Ken is a very experienced dog owner having had dogs all his life. He’s had Harry and Dixie from puppies and now they are 7 years old. They are extremely well-trained, well-socialised and great company. Ken relies totally on volunteer dog walkers, so sadly  this means that the lads don’t get out every day. They only get walked 3 or 4 times a week, sometimes less. Sometimes it’s only a quick stroll around the block. So on Sundays I give them as much time as possible. It’s wonderful to see them run free in open spaces.

Wyming Brook

Wyming Brook

There’s a nature reserve near us called Wyming Brook. The brook runs down a steep wooded hillside. There’s a wide, winding track which leads through the trees down to the reservoir.  Alternatively there’s a steep rocky footpath running alongside and criss-crossing the brook itself. Here you have to jump from rock to rock and cross rustic wooden bridges as you go, with the constant roar of the water around you, shaded by tall trees. You can go down the rocky footpath, and back up the track, or vice-versa, making a round walk. The footpath is exciting, but the track has its own charms. The trees and their alpine scent make you feel you are up a mountain, with the occasional glimpse of distant Sheffield.

Harry and Dixie are game little dogs who will tackle any terrain.

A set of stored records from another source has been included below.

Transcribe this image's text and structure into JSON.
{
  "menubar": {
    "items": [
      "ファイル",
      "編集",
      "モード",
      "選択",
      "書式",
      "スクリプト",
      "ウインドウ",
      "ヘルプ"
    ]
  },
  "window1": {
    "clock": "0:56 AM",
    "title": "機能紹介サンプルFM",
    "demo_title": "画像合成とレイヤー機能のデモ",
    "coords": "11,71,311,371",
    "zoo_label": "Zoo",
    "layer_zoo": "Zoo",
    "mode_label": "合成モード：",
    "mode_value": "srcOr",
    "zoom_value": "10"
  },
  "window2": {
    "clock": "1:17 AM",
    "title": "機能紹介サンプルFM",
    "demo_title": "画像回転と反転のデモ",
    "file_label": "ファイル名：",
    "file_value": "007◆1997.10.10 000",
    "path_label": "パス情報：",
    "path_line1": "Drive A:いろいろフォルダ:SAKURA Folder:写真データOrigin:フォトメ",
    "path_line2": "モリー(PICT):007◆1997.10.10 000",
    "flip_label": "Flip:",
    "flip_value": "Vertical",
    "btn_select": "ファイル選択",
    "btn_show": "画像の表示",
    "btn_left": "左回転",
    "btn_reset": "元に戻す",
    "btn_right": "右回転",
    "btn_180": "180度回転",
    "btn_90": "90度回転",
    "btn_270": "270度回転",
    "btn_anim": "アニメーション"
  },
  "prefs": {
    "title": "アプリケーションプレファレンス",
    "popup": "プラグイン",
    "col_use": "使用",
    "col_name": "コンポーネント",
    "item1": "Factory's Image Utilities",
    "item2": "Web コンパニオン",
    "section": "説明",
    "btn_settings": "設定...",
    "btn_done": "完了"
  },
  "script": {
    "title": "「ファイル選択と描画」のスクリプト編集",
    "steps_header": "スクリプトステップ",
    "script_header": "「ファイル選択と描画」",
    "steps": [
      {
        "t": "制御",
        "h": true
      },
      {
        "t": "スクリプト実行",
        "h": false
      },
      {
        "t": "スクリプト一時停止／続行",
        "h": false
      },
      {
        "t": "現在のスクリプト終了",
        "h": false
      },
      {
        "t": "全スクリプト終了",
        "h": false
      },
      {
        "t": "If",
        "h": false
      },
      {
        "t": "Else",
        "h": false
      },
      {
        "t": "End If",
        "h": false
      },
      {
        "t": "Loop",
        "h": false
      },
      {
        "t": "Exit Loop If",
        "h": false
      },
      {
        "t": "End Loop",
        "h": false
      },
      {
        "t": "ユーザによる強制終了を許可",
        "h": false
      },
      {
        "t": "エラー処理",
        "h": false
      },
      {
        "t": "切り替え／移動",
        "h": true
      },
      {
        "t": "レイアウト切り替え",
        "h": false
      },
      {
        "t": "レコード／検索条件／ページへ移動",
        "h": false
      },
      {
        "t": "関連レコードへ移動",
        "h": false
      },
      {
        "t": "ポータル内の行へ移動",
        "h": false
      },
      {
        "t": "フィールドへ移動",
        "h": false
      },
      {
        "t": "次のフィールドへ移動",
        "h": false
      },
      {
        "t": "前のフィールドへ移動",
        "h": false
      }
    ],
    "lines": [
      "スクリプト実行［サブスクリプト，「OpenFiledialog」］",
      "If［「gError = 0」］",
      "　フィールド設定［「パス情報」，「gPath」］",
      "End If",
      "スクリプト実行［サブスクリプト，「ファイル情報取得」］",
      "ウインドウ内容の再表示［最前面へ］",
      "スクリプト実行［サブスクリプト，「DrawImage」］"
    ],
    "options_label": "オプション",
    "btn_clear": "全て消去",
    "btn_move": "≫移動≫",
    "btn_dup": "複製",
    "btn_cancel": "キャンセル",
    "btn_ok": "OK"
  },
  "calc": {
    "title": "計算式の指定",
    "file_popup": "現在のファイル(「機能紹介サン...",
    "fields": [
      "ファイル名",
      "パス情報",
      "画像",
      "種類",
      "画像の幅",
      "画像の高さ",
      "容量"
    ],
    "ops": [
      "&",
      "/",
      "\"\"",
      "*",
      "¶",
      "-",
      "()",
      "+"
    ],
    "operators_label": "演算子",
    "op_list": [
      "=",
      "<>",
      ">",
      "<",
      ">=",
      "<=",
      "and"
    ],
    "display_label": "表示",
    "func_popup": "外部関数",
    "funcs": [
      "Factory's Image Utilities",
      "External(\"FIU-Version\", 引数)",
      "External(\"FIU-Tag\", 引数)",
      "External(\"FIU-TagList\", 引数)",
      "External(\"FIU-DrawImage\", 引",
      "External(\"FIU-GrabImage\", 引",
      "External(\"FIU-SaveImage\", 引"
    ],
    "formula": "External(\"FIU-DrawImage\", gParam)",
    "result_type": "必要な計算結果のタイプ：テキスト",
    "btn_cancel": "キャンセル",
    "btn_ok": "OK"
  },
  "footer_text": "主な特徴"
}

I don’t have to worry about them: they always come back to me when called and they are relaxed around other dogs. However, I do have to watch out for horse or fox manure because Harry is a roller. Dog walkers, you know what I mean. When this happens we divert to the nearest stream or brook to wash the worst off. Harry doesn’t much like getting wet. His brother Dixie jumps straight in, even if he’s not dirty, but Harry needs persuading. Fortunately Ken isn’t in the least bothered if I come back with two filthy dogs. As far as he’s concerned, they should be out all afternoon getting mucky. He gives me a dog blanket for the car and baths them before teatime.

Harry asking ever so nicely for a crisp in the beer garden.

Harry asking ever so nicely for a crisp in the beer garden.

Ken is full of appreciation for his dog-walkers. It was the Cinnamon Trust who put us in touch. They are always looking for new volunteers, particularly for dog-walking and fostering cats. If you live in the UK and if you are a pet lover with a bit of spare time, do get in touch with them.

I am looking forward to this Sunday’s outing, especially now the weather is improving! We might have company, in the form of my friend, her daughter, and their little terrier Daisy. Woof!

Till next time,

L x